An Israeli soldier and a senior Palestinian militant have been killed during an army raid in the West Bank town of Nablus.
Israeli forces demolished the building
Shooting broke out after Israeli forces tracked a group of wanted men to a seven-storey building in the town, the Israeli army said.
Troops ordered residents from the apartment block which was then blown up.
The raid is the latest operation in an intensified campaign by the Israeli army against militants, which began after a suicide bombing in Jerusalem two weeks ago.
The number of people killed in that attack rose to 22 on Friday when a man died of his injuries.
The latest violence further undermines the shaky position of the Palestinian Prime Minister Mahmoud Abbas, says the BBC's Richard Miron in Jerusalem.
Soldiers searching the apartment block with dogs came under fire and gunmen inside hurled hand grenades at the troops, an army spokesman said.
Four soldiers were injured, one critically, and three suspected militants were arrested.
The Israeli army said the dead man was Mohammed Hanbali who they described as the leader of the armed wing of Hamas in Nablus and involved in organising numerous suicide bombings.
It was later reported that a crowd of 3,000 Hamas supporters gathered to denounce Israel's action.
A Hamas militant told a crowd at the Jabaliya refugee camp in the Gaza Strip they would avenge Hanbali's death, the AFP news agency reported.
"It is not the time for truce or talks," Nizar Rayan said.
Residents of the destroyed building tried to salvage what they could from the rubble.
Dore Gold, an adviser to the Israeli Prime Minister Ariel Sharon, acknowledged that the destruction would bring hardship to the families that lived there.
The power struggle appears to be coming to a head
"Nonetheless, the war we are facing now has been imposed on us," Mr Gold told the Associated Press.
"Israel is not seeking to be in Nablus, but is only there because the area is a constant source of terror attacks on Israeli civilians."
On Thursday, Mr Abbas - also known as Abu Mazen - made a dramatic plea to the Palestinian legislative council for stronger backing in his power struggle with Yasser Arafat.
In a speech to MPs, who were reviewing his first 100 days in office, Abu Mazen called on legislators to
back him or sack him.
Abu Mazen also called on the United States to lift its boycott of Mr Arafat - "the elected, legitimate, constitutional and historical president of the Palestinian people".
Mr Arafat was not present at the meeting - he remains isolated in his Ramallah headquarters.

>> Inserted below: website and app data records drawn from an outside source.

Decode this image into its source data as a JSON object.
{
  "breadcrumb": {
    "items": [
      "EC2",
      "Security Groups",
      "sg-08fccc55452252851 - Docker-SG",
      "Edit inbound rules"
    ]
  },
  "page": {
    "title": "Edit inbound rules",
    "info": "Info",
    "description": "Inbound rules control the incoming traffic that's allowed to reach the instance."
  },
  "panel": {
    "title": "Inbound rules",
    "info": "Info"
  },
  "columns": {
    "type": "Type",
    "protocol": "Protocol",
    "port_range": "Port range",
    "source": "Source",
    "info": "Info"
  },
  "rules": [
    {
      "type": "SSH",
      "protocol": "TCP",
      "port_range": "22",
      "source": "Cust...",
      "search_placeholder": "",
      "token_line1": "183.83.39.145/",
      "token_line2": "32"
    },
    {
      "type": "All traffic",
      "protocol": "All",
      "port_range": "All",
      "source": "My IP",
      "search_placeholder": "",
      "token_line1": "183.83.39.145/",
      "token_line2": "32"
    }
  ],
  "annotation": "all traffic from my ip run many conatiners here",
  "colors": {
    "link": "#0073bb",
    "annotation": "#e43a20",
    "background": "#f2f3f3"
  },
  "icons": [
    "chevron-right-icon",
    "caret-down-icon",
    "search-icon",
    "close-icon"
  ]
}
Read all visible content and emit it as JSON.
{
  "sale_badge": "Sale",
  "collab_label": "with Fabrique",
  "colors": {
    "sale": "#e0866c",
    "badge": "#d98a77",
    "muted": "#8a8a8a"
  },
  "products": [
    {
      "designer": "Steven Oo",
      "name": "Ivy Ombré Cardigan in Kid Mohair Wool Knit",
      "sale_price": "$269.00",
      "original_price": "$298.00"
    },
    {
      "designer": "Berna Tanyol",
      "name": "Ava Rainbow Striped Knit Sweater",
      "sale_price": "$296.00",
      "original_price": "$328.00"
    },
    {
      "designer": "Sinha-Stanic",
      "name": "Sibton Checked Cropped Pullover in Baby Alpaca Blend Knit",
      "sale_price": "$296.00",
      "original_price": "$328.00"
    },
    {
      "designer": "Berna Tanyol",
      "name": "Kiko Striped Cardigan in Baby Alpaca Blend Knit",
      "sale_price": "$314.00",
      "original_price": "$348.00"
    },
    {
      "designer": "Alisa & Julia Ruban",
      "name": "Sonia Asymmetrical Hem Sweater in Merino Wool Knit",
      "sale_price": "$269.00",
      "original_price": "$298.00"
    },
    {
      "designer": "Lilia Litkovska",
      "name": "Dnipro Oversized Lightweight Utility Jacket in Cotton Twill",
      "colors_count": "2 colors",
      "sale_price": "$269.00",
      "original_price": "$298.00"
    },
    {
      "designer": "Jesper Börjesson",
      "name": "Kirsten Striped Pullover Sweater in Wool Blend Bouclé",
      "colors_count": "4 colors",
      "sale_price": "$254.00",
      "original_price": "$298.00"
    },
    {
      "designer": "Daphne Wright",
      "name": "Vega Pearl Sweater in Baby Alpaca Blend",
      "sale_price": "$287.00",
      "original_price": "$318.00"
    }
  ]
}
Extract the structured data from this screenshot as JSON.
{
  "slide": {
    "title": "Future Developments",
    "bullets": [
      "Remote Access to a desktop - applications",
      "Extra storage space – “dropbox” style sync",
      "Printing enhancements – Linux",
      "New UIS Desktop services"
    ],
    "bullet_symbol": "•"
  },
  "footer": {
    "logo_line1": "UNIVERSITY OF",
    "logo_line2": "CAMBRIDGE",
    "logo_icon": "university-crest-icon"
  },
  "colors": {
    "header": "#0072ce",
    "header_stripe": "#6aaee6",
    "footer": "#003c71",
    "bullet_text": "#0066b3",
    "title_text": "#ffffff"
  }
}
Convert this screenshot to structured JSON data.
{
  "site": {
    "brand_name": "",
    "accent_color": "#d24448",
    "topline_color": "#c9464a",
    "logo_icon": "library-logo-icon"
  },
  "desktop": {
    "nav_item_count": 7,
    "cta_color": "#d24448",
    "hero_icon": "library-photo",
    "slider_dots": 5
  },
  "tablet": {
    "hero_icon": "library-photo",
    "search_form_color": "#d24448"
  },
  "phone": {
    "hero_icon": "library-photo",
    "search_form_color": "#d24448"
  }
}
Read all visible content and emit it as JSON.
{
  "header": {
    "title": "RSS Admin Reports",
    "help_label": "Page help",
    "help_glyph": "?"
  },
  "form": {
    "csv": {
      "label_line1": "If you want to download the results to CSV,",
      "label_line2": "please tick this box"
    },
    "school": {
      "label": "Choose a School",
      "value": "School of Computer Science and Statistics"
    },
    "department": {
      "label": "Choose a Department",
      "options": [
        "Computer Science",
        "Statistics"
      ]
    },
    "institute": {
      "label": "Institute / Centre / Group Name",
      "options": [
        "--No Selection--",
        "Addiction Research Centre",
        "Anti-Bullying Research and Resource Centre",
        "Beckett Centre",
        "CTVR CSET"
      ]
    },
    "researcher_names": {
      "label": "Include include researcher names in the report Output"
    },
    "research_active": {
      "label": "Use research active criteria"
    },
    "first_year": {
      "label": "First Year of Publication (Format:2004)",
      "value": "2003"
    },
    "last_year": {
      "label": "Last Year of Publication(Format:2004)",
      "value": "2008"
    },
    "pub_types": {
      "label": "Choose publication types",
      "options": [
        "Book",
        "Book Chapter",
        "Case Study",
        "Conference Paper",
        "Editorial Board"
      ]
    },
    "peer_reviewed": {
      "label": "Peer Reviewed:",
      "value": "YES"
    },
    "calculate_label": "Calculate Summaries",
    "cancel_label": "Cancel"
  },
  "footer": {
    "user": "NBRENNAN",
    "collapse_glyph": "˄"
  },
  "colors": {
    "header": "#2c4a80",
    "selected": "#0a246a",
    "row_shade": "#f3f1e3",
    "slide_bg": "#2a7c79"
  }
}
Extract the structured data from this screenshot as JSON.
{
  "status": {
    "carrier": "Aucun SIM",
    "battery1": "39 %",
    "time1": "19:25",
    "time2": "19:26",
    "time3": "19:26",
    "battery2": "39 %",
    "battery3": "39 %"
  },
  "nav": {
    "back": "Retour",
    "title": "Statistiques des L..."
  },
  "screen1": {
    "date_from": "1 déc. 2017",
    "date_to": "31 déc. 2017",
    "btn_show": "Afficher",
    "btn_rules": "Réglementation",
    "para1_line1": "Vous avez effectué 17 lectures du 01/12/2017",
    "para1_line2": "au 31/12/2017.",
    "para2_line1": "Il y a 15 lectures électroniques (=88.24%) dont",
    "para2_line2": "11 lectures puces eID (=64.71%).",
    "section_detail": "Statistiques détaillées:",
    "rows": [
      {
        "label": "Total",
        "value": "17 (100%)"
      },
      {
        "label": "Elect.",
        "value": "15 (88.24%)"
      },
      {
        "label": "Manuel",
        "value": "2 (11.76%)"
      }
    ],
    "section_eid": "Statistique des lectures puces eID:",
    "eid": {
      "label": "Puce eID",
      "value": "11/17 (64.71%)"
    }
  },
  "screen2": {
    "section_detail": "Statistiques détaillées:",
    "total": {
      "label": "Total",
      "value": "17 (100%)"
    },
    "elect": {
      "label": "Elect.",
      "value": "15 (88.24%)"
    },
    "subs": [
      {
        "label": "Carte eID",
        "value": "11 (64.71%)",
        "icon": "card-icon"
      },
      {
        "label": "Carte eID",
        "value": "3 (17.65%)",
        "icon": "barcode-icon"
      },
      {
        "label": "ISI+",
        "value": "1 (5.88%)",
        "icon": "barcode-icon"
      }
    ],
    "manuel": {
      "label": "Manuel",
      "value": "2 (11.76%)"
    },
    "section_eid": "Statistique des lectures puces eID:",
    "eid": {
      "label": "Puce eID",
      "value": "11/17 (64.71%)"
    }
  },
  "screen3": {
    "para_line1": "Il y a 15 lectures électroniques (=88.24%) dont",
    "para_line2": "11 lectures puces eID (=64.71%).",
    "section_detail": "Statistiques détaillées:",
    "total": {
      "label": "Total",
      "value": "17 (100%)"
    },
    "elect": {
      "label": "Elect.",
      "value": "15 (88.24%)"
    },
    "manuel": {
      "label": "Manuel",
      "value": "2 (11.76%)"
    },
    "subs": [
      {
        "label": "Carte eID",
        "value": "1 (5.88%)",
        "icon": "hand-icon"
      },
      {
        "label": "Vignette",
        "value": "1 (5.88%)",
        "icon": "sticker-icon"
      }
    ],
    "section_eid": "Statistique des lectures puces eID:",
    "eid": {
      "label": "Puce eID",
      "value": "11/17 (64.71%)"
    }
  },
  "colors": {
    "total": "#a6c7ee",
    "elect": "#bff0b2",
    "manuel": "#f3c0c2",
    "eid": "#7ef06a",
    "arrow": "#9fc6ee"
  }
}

The prime minister urged Palestinians not to give in to the "spiral of action and reaction" and not to take unilateral action that would undermine Palestinian national unity and further isolate their case.